RECORDS FOR THE TASK:
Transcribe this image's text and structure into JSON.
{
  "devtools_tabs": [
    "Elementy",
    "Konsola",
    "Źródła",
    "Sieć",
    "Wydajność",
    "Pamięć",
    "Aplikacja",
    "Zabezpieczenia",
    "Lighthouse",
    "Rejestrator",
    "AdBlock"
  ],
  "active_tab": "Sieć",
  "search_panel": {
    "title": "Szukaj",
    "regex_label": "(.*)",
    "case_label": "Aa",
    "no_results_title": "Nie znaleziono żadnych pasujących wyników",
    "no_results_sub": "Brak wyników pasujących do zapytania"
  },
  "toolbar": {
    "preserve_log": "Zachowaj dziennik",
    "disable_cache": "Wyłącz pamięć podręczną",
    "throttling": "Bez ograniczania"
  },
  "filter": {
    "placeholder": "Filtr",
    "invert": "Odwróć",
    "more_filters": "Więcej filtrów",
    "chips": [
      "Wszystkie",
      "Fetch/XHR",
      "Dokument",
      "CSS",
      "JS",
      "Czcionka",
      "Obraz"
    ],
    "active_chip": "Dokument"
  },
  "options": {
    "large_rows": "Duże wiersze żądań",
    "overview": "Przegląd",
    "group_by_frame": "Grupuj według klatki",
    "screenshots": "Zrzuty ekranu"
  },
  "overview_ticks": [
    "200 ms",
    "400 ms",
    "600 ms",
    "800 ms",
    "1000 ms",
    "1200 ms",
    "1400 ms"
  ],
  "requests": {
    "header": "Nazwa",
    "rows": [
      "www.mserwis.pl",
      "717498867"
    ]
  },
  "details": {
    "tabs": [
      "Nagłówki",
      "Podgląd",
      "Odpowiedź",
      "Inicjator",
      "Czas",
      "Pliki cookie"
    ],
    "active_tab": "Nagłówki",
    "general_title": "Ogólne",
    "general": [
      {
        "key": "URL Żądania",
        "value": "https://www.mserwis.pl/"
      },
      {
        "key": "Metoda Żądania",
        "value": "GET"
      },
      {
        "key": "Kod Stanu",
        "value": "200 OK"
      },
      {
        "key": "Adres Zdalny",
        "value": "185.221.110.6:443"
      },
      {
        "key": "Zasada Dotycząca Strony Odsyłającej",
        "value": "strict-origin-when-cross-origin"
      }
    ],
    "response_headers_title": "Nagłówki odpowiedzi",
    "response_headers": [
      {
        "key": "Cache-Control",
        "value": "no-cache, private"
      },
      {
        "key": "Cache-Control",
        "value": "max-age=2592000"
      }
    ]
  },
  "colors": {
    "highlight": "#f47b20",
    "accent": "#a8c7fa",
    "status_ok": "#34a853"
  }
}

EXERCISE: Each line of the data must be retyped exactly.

OUTPUT FOR THIS EXERCISE:
Transcribe this image's text and structure into JSON.
{
  "devtools_tabs": [
    "Elementy",
    "Konsola",
    "Źródła",
    "Sieć",
    "Wydajność",
    "Pamięć",
    "Aplikacja",
    "Zabezpieczenia",
    "Lighthouse",
    "Rejestrator",
    "AdBlock"
  ],
  "active_tab": "Sieć",
  "search_panel": {
    "title": "Szukaj",
    "regex_label": "(.*)",
    "case_label": "Aa",
    "no_results_title": "Nie znaleziono żadnych pasujących wyników",
    "no_results_sub": "Brak wyników pasujących do zapytania"
  },
  "toolbar": {
    "preserve_log": "Zachowaj dziennik",
    "disable_cache": "Wyłącz pamięć podręczną",
    "throttling": "Bez ograniczania"
  },
  "filter": {
    "placeholder": "Filtr",
    "invert": "Odwróć",
    "more_filters": "Więcej filtrów",
    "chips": [
      "Wszystkie",
      "Fetch/XHR",
      "Dokument",
      "CSS",
      "JS",
      "Czcionka",
      "Obraz"
    ],
    "active_chip": "Dokument"
  },
  "options": {
    "large_rows": "Duże wiersze żądań",
    "overview": "Przegląd",
    "group_by_frame": "Grupuj według klatki",
    "screenshots": "Zrzuty ekranu"
  },
  "overview_ticks": [
    "200 ms",
    "400 ms",
    "600 ms",
    "800 ms",
    "1000 ms",
    "1200 ms",
    "1400 ms"
  ],
  "requests": {
    "header": "Nazwa",
    "rows": [
      "www.mserwis.pl",
      "717498867"
    ]
  },
  "details": {
    "tabs": [
      "Nagłówki",
      "Podgląd",
      "Odpowiedź",
      "Inicjator",
      "Czas",
      "Pliki cookie"
    ],
    "active_tab": "Nagłówki",
    "general_title": "Ogólne",
    "general": [
      {
        "key": "URL Żądania",
        "value": "https://www.mserwis.pl/"
      },
      {
        "key": "Metoda Żądania",
        "value": "GET"
      },
      {
        "key": "Kod Stanu",
        "value": "200 OK"
      },
      {
        "key": "Adres Zdalny",
        "value": "185.221.110.6:443"
      },
      {
        "key": "Zasada Dotycząca Strony Odsyłającej",
        "value": "strict-origin-when-cross-origin"
      }
    ],
    "response_headers_title": "Nagłówki odpowiedzi",
    "response_headers": [
      {
        "key": "Cache-Control",
        "value": "no-cache, private"
      },
      {
        "key": "Cache-Control",
        "value": "max-age=2592000"
      }
    ]
  },
  "colors": {
    "highlight": "#f47b20",
    "accent": "#a8c7fa",
    "status_ok": "#34a853"
  }
}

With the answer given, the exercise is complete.